Written by Scott Clifford
The writers of this show really enjoy using bombs as a plot device. “Arrhymthmia” had bombs exploding the hearts of people who couldn’t pay up in time. This time, “Simon Says” has people’s heads exploding if they don’t disarm a bomb wrapped around their neck… in time… on a seedy Internet show that is struggling to get ratings. Also, Dorian (Michael Ealy) acts more erratic than usual due to having power issues. What could possibly go wrong?
After finding out that the police station’s power generator is down, John (Karl Urban) has to keep Dorian from punching fellow officers before they start their shift. It has been decided that Dorian, who is supposed to be defective, does not need to be recharged as much as the normal MX robots. This premise baffles me. Wouldn’t an organization that is concerned with the safety of the city want to make sure that the robot that might go crazy is always fully charged? I imagine that the writer of this episode trapped in a dark, dingy basement while completing this script with no windows and a pack of cigarettes. The Writer’s eyes tear up as a well-dressed Producer finally opens the door; causing light to fill the room. The Producer eyes the Writer, whose hand is shaking while trying to light a cigarette. The Producer sighs before reading the script at an unnaturally fast pace. He looks back at the Writer.

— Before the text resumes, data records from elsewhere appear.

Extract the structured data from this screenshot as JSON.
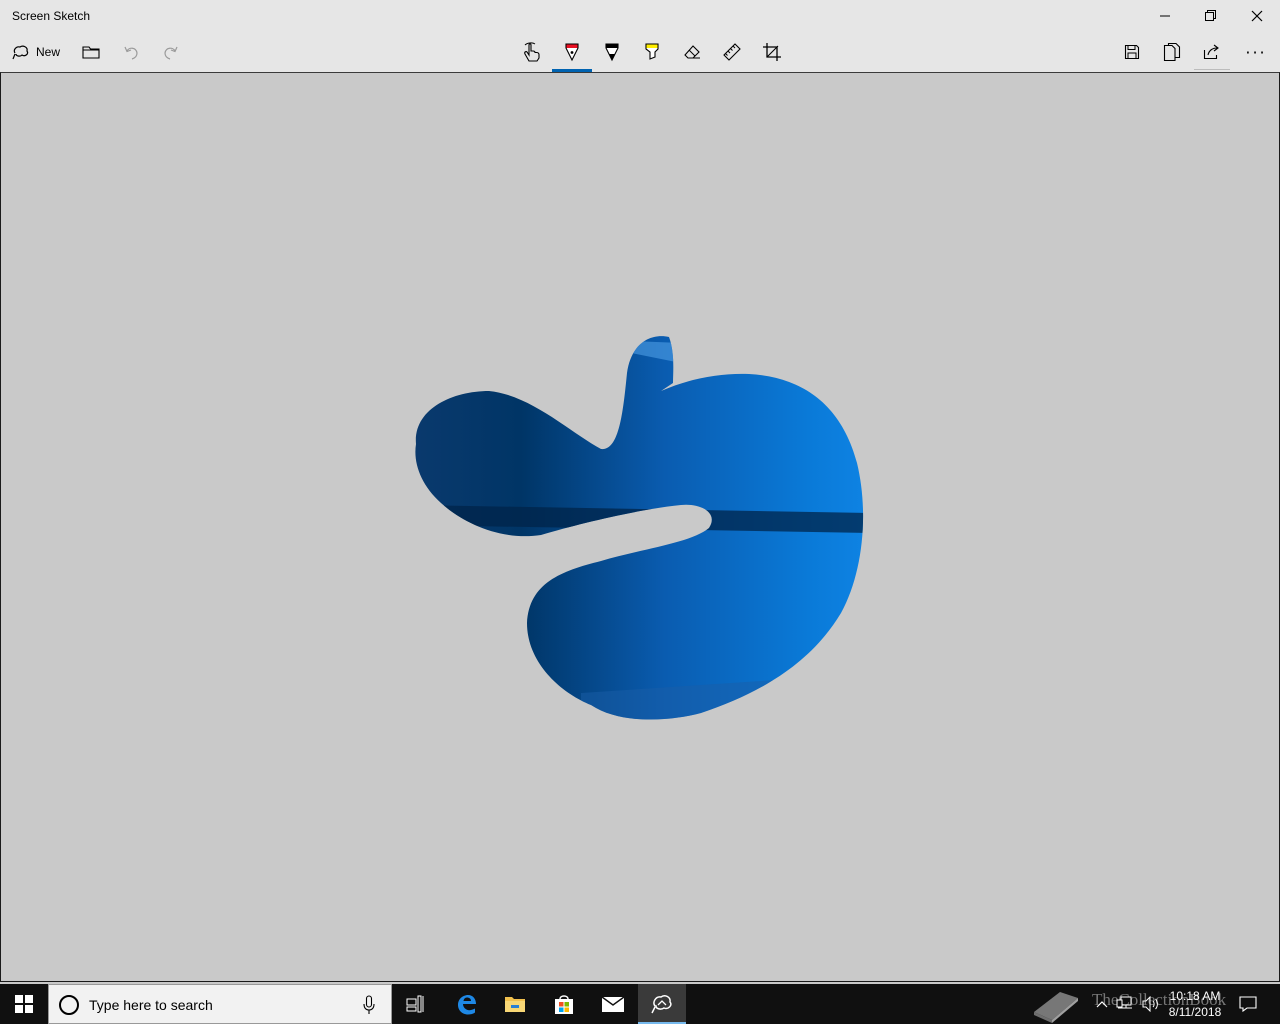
{
  "window": {
    "title": "Screen Sketch"
  },
  "toolbar": {
    "new_label": "New",
    "more_label": "···"
  },
  "taskbar": {
    "search_placeholder": "Type here to search",
    "watermark": "TheCollectionBook",
    "clock_time": "10:18 AM",
    "clock_date": "8/11/2018"
  },
  "colors": {
    "accent": "#0063b1",
    "canvas_bg": "#c9c9c9",
    "chrome_bg": "#e6e6e6",
    "taskbar_bg": "#101010",
    "pen_red": "#e81123",
    "highlighter_yellow": "#ffee00"
  },
  "icons": {
    "new": "new-snip-icon",
    "open": "folder-icon",
    "undo": "undo-icon",
    "redo": "redo-icon",
    "touch": "touch-writing-icon",
    "pen": "ballpoint-pen-icon",
    "pencil": "pencil-icon",
    "highlighter": "highlighter-icon",
    "eraser": "eraser-icon",
    "ruler": "ruler-icon",
    "crop": "crop-icon",
    "save": "save-icon",
    "copy": "copy-icon",
    "share": "share-icon"
  }
}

“So you have the police refuse to charge their most advanced robot even though Dorian might go crazy and hurt people? Would a police station really do that?”
“Never mind. Write another script and I’ll let you out of here. Maybe.”
The Writer screams as the Producer closes the door, realizing that a screenwriter’s primary role in Hollywood isn’t to write screenplays — it’s to get metaphorically punched in the face by everyone else.
Where was I? Oh, right, John and Dorian run into a banker who is the first victim to have a bomb strapped around his neck. Dorian struggles with his low battery as he tries to save the banker. Unfortunately, he is unable to do so and John is forced to place a protective shield around the banker as he explodes. John promises the victim to find who did this to him. The show then cuts to a stereotypical pale-faced guy with dark hair who laughs while looking at comments such as “all bankers should die!!!”. We’re really scraping the bottom of the barrel here. The next victim better not be an attractive woman who refused to date the guy that is making these bombs. Oh wait that’ exactly what happens.
John is able to help Dorian save the next victim from blowing up. She tells them that the man behind this is named Simon. He is able to circumvent the normal, monitored Internet by using an unmonitored section of the Internet called the “Darknet” in order to stream a show that kills people as viewers comment in real-time. Maldonado then explains that Simon was rejected from becoming a member of the police bomb squad because of a bad psychological evaluation. This exposition would be a lot more interesting if the woman would have died or if something else went wrong at the same time. Instead, we feel that the show is just going through the emotions until end. At least John isn’t get kidnapped by Simon. That would be terrible.
Wait…yeah, Simon kidnaps John and forces him to play his game while Dorian attempts to climb up the building that Simon is using to watch John. Dorian is able to stun the psychopath right as his battery runs out of power. Coincidentally, John is able to disarm his own bomb just before the timer runs out. The day is saved and John is able to fix Dorian’s charging problem by convincing Rudy to let Dorian be his roommate. It’s not what Dorian really wanted but it’s better than being tied to a police department that is dumber than a bag of hammers.
It’s fairly obvious that I’m not a fan of this episode but there are some good things to keep an eye on. The use of a shield to protect innocents from bomb explosions is an intriguing premise and the banter between the lead actors is always fun to see. Also, Michael Ealy’s interpretation of Dorian “losing it” due to not having enough power was funny and unique when it could have easily been cringe-inducing. The cinematography is still top notch and the action was as good as it could be considering the terrible plot line.
The bad plot kills the episode though. Dorian’s battery life problem is illogical and the villain is clichéd. Let’s not forget the vapid subtext of the episode. Apparently the show’s writers assume that every person who doesn’t want to be monitored by the government while surfing the Internet is a sadistic monster who needs to see innocent people explode. It’s wrong and irresponsible considering that the public is learning about how the United States government is spying on people all the time for no legal reason. Politics aside, it’s not even executed correctly. A sadistic mad man wouldn’t be happy to see only 3,000 people watching his show about killing people that wronged him. Has the writer used a computer since 1996? Almost Human may be a show set in the future, but this plot line was written ten years ago and filed under “G” for garbage.